Problem: The Achilles tendons and calf muscles develop tightness or soreness. This issue arises because of the switch from the raised heels of typical shoes to barefoot or the “zero-drop” flat soles of minimalist shoes. The raised heel chronically shortens the Achilles tendon. Also, the heel strike many runners utilize causes significant atrophy of the calf muscles.
Solution: Patience is needed to allow the tendon to stretch and the calf muscles to develop. Reduction in training volume and intensity or more frequent rest days will solve the problem. It may help to completely abandon raised-heel shoes. There are several excellent minimalist casual shoes on the market today from manufacturers like Merrell and Terra Plana. Stretching and strengthening exercises may also be beneficial for calf muscle pain.

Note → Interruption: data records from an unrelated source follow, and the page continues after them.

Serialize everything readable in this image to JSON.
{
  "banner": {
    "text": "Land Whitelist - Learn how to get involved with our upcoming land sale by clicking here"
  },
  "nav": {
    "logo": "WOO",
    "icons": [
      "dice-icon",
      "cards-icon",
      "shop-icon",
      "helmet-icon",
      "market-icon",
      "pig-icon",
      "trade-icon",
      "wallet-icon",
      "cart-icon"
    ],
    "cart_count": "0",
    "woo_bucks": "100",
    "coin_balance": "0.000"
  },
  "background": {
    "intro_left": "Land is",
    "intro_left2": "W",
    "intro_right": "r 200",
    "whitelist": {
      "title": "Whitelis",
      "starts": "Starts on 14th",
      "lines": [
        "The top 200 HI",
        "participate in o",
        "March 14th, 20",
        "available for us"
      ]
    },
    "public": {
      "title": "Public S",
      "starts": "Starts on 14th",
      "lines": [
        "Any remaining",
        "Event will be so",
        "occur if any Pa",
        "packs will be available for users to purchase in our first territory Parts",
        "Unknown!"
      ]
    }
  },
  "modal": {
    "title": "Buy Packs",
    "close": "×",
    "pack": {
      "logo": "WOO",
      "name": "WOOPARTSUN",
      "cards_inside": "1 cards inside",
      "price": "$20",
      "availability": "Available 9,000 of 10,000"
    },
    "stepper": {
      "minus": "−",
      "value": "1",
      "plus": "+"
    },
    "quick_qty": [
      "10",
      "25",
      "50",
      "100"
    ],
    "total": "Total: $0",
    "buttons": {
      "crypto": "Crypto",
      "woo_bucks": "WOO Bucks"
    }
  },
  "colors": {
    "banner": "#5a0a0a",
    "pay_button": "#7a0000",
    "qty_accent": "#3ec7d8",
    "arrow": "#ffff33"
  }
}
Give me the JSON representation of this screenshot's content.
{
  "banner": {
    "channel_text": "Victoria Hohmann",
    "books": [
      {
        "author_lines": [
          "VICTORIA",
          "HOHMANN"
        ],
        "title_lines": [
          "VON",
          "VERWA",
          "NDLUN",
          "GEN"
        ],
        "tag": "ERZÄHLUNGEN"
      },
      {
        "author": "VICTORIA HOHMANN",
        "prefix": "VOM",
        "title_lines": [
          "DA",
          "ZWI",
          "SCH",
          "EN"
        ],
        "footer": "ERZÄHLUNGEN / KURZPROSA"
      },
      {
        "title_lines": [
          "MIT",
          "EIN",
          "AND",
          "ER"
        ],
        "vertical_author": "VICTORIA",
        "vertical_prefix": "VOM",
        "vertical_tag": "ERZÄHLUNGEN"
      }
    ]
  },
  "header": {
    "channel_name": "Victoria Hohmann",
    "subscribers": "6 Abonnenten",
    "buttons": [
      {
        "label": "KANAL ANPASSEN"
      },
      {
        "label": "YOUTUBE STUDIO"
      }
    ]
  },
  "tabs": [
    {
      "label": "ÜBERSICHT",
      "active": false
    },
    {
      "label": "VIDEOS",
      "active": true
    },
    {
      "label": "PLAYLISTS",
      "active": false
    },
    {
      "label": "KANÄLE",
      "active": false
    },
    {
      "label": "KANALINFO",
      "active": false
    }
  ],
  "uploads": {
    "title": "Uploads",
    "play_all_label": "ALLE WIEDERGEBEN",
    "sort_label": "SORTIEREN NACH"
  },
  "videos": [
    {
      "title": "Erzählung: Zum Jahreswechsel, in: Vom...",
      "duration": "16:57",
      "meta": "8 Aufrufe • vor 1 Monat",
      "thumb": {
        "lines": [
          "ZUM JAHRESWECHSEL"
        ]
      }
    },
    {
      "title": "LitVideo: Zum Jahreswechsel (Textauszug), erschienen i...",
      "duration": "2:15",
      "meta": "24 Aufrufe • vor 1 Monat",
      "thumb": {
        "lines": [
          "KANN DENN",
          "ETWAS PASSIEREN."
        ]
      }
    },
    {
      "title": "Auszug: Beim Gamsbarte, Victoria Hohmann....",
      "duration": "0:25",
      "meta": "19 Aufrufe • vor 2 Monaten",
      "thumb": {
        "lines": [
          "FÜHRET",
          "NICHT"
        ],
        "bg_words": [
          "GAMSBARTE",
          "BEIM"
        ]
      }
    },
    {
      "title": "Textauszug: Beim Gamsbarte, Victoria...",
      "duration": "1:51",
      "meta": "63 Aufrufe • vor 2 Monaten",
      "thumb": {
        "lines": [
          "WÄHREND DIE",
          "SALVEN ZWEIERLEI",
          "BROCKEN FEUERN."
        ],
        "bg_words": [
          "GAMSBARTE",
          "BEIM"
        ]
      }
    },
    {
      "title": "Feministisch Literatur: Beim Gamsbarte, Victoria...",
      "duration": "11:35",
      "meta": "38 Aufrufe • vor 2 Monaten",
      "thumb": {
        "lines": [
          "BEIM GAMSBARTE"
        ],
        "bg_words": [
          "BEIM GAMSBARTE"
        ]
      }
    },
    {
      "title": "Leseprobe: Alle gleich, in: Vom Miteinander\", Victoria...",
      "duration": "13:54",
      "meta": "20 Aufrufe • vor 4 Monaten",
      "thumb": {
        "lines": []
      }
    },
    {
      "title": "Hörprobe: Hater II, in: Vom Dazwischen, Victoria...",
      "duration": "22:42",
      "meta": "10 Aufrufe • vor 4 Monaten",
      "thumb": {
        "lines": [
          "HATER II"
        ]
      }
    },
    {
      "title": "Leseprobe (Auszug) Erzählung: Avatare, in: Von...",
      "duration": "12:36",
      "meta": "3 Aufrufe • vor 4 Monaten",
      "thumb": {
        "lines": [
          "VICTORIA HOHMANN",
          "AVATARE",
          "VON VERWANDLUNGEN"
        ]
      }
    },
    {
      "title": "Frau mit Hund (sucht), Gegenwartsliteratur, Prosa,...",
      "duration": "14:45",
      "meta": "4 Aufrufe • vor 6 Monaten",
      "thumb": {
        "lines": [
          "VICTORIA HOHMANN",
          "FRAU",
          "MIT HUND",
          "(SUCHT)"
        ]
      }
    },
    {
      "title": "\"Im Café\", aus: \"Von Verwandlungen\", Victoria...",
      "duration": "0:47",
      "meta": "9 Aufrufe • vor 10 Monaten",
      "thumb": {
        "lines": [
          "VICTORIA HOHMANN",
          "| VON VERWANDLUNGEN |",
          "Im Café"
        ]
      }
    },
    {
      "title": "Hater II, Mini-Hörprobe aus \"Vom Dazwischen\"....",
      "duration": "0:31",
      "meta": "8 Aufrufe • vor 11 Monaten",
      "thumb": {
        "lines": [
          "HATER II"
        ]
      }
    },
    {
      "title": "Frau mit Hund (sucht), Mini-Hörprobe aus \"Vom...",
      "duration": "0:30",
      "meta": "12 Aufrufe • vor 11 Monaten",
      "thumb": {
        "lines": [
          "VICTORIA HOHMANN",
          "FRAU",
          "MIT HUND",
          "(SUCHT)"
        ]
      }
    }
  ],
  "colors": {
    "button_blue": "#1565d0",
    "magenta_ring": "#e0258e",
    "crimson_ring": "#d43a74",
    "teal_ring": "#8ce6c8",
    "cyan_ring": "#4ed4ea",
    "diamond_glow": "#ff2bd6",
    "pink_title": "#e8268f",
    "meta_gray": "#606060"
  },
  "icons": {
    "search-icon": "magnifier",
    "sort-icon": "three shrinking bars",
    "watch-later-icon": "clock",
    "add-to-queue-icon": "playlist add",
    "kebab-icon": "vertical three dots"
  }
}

Problem: Pain develops on the top of the foot. Within the barefoot running community, we refer to this as “top of foot pain”, or TOFP. Clever, I know. Pain will develop along the top of the foot and varies from a sharp, shooting pain to a dull ache. The cause is debated, but common explanations are metatarsalgia or tender tendons, ligaments, and muscles. Typical running shoes are designed to limit the natural movement of the foot, which act like a cast. The shoes cause atrophy of the foot anatomy. When running barefoot, these muscles, bones, tendons, and ligaments need time to adapt.
Solution: Like calf muscle pain, TOFP requires patience. If you experience this pain, it is a signal that you are doing too much too soon. A reduction in training volume and intensity combined with more frequent rest days will solve the problem. Icing may also help.
Problem: Shin splints, or pain on the front of the lower legs develops. This problem is uncommon, but occasionally appears. The cause is almost always overstriding and/or heel striking. Most people that experience shin splints after barefoot running also experience blisters on the heels or front of the midfoot.
Solution: Reducing pace and stride length will solve this problem.
Not all new barefoot runners will experience these issues. If any of these problems do arise, they present an excellent learning opportunity. Each problem can be used to help refine your new barefoot running form.
It is important to remember the most important lesson: Exercise patience. If you start slow and take the time to learn proper form, all of these issues can be avoided. Runners are notorious for “running through the pain”, which is exactly what you want to avoid.
Jason Robillard is the owner of Barefoot Running University (http://barefootrunninguniversity.com), author of The Barefoot Running Book, and one of the founding members of the Barefoot Runners Society (http://barefootrunners.org).